Reaching consumers is key to helping with food confusion. Tamika Sims, the director of Food Technology communications for the International Food Information Council Foundation, is using social media to aid consumers.
“We will follow what is happening in … social media—including Facebook, Twitter, LinkedIn and Pinterest—to get a feel for how consumers are talking about food,” Sims said.
Sims noticed that differences and similarities between organic and conventional crops are being discussed with consumers, emphasizing how safe both are.
“That’s the one that we can’t seem to get enough of,” she said.
They talk about the differences and similarities as far as organic and conventionally grown fruits and vegetables.
“We talk to consumers about how they’re equally safe and equally nutritious and that one is not superior to the other when it comes to food safety or nutrition,” Sims said. “If you have access to either, feel free to enjoy both in an equal way.”

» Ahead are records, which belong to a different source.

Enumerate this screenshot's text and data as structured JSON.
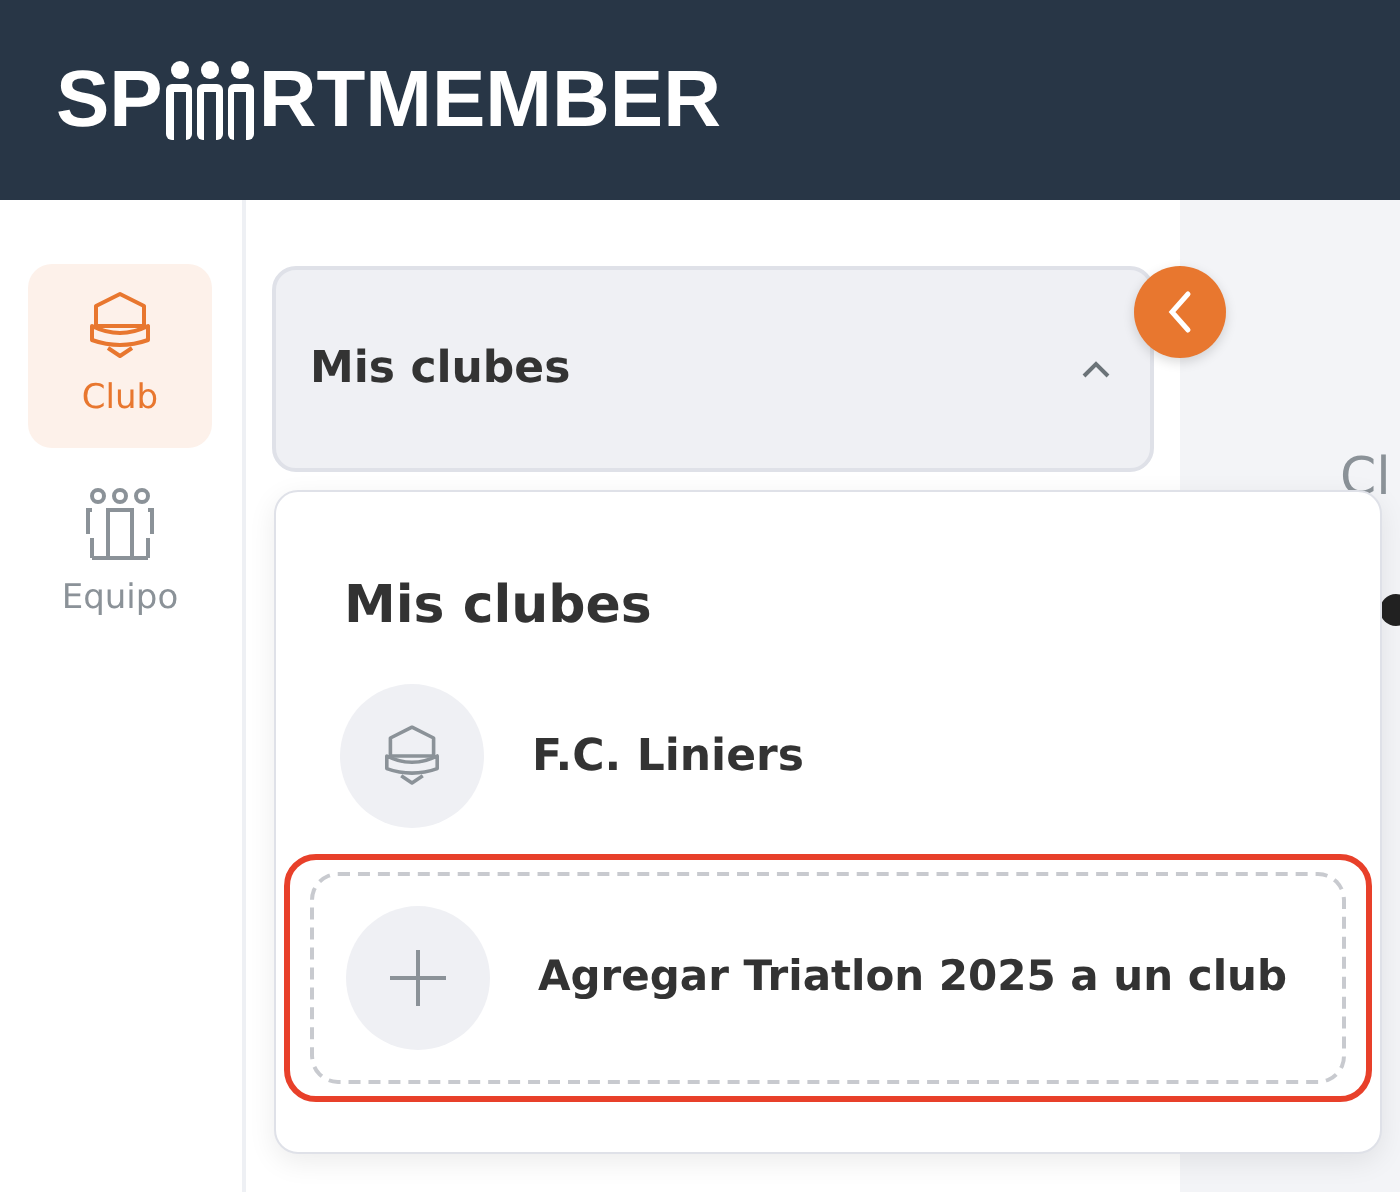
{
  "header": {
    "logo_start": "SP",
    "logo_end": "RTMEMBER"
  },
  "sidebar": {
    "items": [
      {
        "label": "Club",
        "kind": "club",
        "selected": true
      },
      {
        "label": "Equipo",
        "kind": "team",
        "selected": false
      }
    ]
  },
  "club_selector": {
    "label": "Mis clubes",
    "expanded": true,
    "menu": {
      "title": "Mis clubes",
      "items": [
        {
          "label": "F.C. Liniers",
          "kind": "club",
          "highlighted": false
        },
        {
          "label": "Agregar Triatlon 2025 a un club",
          "kind": "add",
          "highlighted": true
        }
      ]
    }
  },
  "content": {
    "heading": "Cl"
  }
}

Interested in learning more? You can go to the IFIC’s website to check out their resources.
I’m sure there’s much more to this than meets the eye – there always is. To the not-so-casual observer, the recent petition by 20 organic farm and consumer groups related to the National Organic Standards Board (NOSB) seems a bit hypocritical.
PR Newswire is reporting that 20 groups petitioned USDA Secretary Tom Vilsack “to protect the authority and permanence of the NOSB,” whatever that means.

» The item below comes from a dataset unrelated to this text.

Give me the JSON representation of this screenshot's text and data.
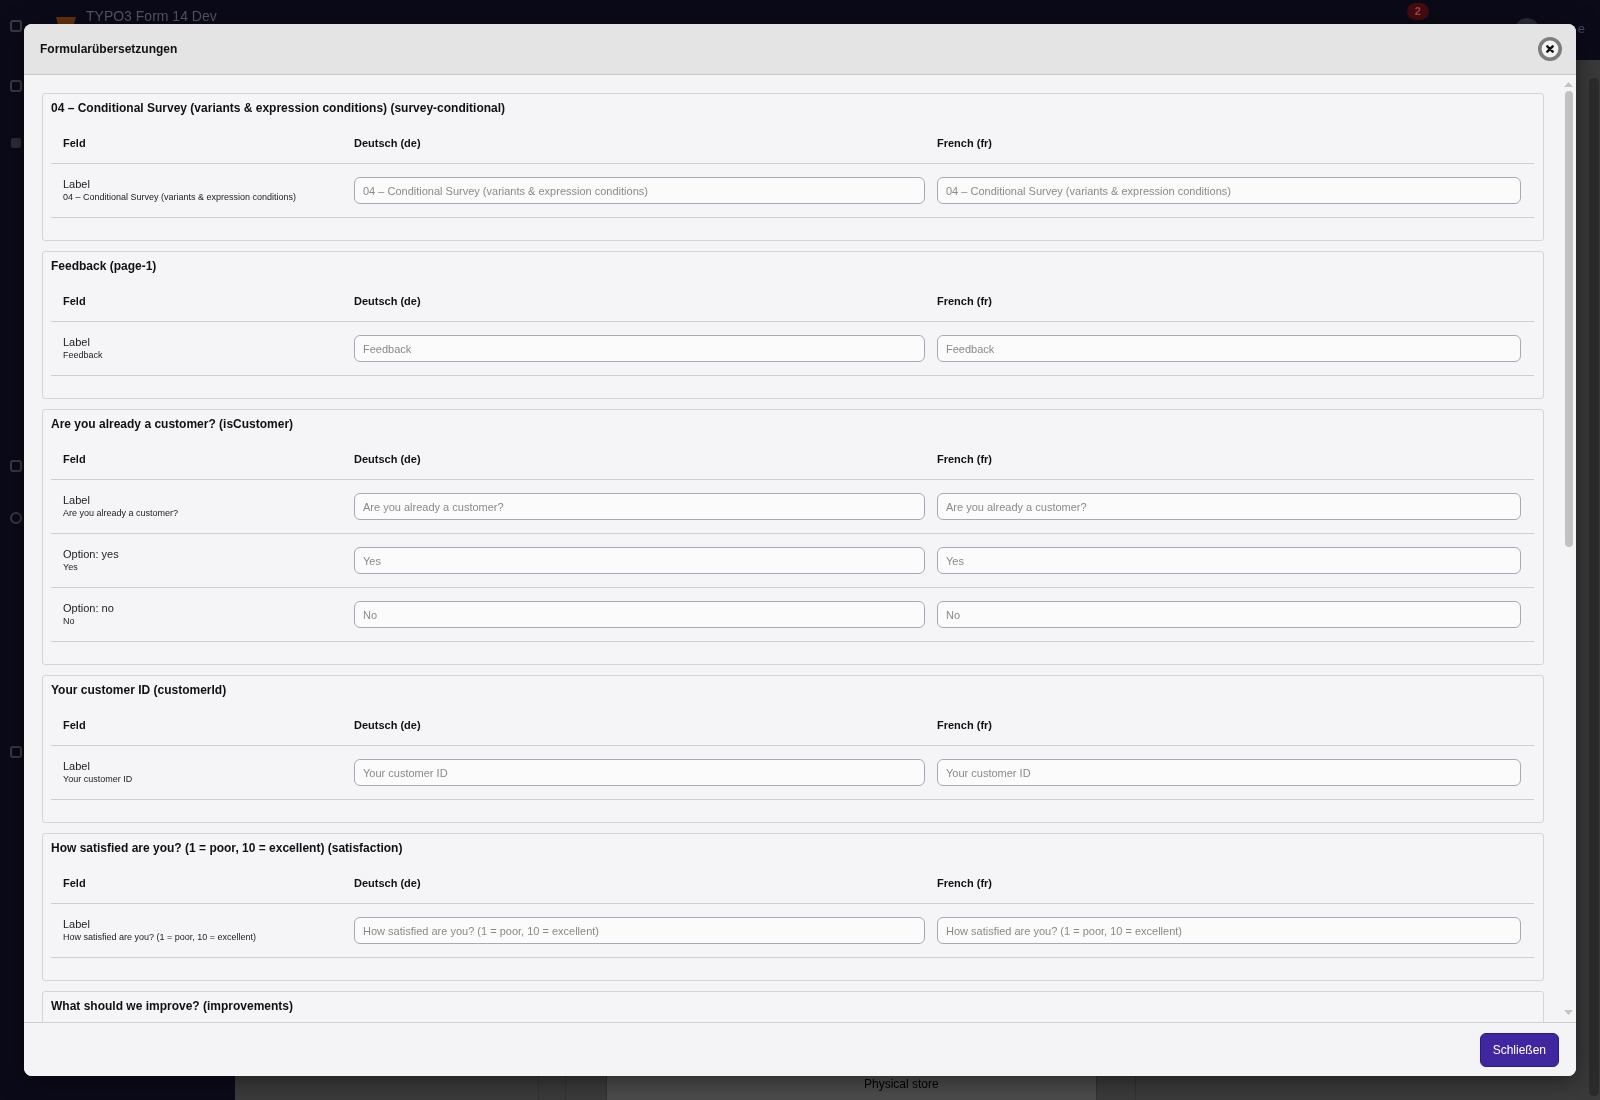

Folks are apparently upset that the NOSB, created by Congress in the 1990 farm bill, does not have dictatorial control over organic policy and federal law. Instead, its stated purpose is to advise the USDA. Good enough.
Apparently it’s not.

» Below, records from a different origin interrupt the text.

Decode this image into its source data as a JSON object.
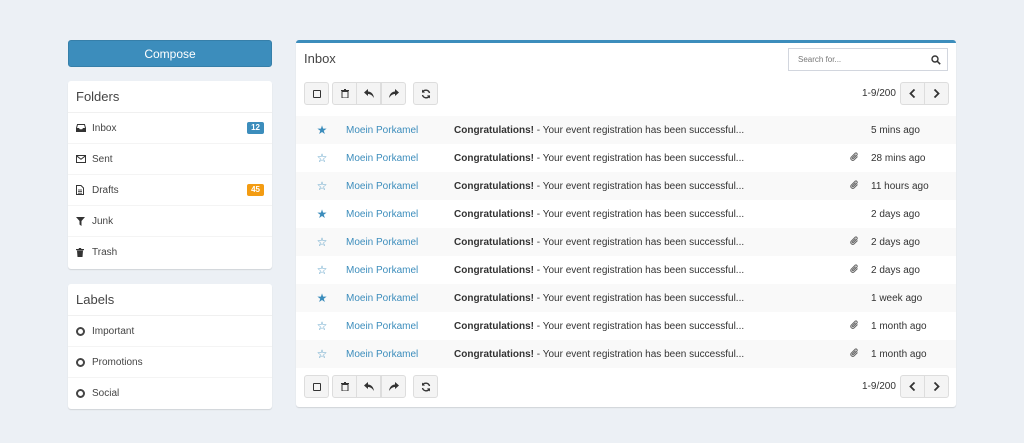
{
  "compose_label": "Compose",
  "folders": {
    "title": "Folders",
    "items": [
      {
        "label": "Inbox",
        "icon": "inbox-icon",
        "badge": "12",
        "badge_color": "#3c8dbc"
      },
      {
        "label": "Sent",
        "icon": "envelope-icon",
        "badge": "",
        "badge_color": ""
      },
      {
        "label": "Drafts",
        "icon": "file-icon",
        "badge": "45",
        "badge_color": "#f39c12"
      },
      {
        "label": "Junk",
        "icon": "filter-icon",
        "badge": "",
        "badge_color": ""
      },
      {
        "label": "Trash",
        "icon": "trash-icon",
        "badge": "",
        "badge_color": ""
      }
    ]
  },
  "labels": {
    "title": "Labels",
    "items": [
      {
        "label": "Important",
        "icon": "circle-icon"
      },
      {
        "label": "Promotions",
        "icon": "circle-icon"
      },
      {
        "label": "Social",
        "icon": "circle-icon"
      }
    ]
  },
  "inbox": {
    "title": "Inbox",
    "search_placeholder": "Search for...",
    "page_info_top": "1-9/200",
    "page_info_bottom": "1-9/200"
  },
  "messages": [
    {
      "starred": true,
      "sender": "Moein Porkamel",
      "subject": "Congratulations!",
      "preview": " - Your event registration has been successful...",
      "attachment": false,
      "time": "5 mins ago"
    },
    {
      "starred": false,
      "sender": "Moein Porkamel",
      "subject": "Congratulations!",
      "preview": " - Your event registration has been successful...",
      "attachment": true,
      "time": "28 mins ago"
    },
    {
      "starred": false,
      "sender": "Moein Porkamel",
      "subject": "Congratulations!",
      "preview": " - Your event registration has been successful...",
      "attachment": true,
      "time": "11 hours ago"
    },
    {
      "starred": true,
      "sender": "Moein Porkamel",
      "subject": "Congratulations!",
      "preview": " - Your event registration has been successful...",
      "attachment": false,
      "time": "2 days ago"
    },
    {
      "starred": false,
      "sender": "Moein Porkamel",
      "subject": "Congratulations!",
      "preview": " - Your event registration has been successful...",
      "attachment": true,
      "time": "2 days ago"
    },
    {
      "starred": false,
      "sender": "Moein Porkamel",
      "subject": "Congratulations!",
      "preview": " - Your event registration has been successful...",
      "attachment": true,
      "time": "2 days ago"
    },
    {
      "starred": true,
      "sender": "Moein Porkamel",
      "subject": "Congratulations!",
      "preview": " - Your event registration has been successful...",
      "attachment": false,
      "time": "1 week ago"
    },
    {
      "starred": false,
      "sender": "Moein Porkamel",
      "subject": "Congratulations!",
      "preview": " - Your event registration has been successful...",
      "attachment": true,
      "time": "1 month ago"
    },
    {
      "starred": false,
      "sender": "Moein Porkamel",
      "subject": "Congratulations!",
      "preview": " - Your event registration has been successful...",
      "attachment": true,
      "time": "1 month ago"
    }
  ]
}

Organic proponents apparently want their own control of all things organic, absent the kind of oversight conventional farming has.
Two of the petitioners include the Center for Food Safety and “Beyond Pesticides.” While the center’s name sounds sublime enough, the other group’s politics are front and center in the title.
It would seem that this petition is less about an egregious act committed by the USDA and more about fear mongering.
Can’t we all just grow up and have an adult conversation about food policy in America without the fifth-grade accusations?
Maybe America’s agricultural self-sufficiency breeds these kinds of ad hominem attacks that paint conventional farmers as evil and organic farmers as lazy. Isn’t there room at the dinner table for everyone, regardless of their chosen diet and the amount of money they choose to pay for produce?
The organic food industry certainly has a place in America’s free market. If people value what organic growers produce, they’ll buy it, plain and simple.
If folks choose to buy produce and meat produced conventionally, after it has been subjected to government oversight and inspection, then maybe I’m not going to worry so much about the chemicals used to kill pests in the California-grown tomatoes that become my bottle of catsup.
What does it matter if my Iowa-grown corn has a Bt gene in it that helps resist pests? Does it taste good and can I get it for a reasonable price?
American agriculture has too few people involved in it anymore for groups to balkanize each other and argue over issues that are inconsequential in the grand scheme of things.
Right now, nearly a million acres of farmland in California is fallow since the water which could have been used to irrigate a portion of that land was allowed unobstructed access to the Pacific Ocean during a severe drought. This happened since agriculture is not as politically effective as its antagonists. It’s really that simple.
Maybe it’s time for a little national pride in the fact we can produce 100 percent of our food needs in this country since we are blessed with the soil and climate and the technology to achieve it.
It sure beats the alternative of having to import much of our food supply because we can’t grow it ourselves.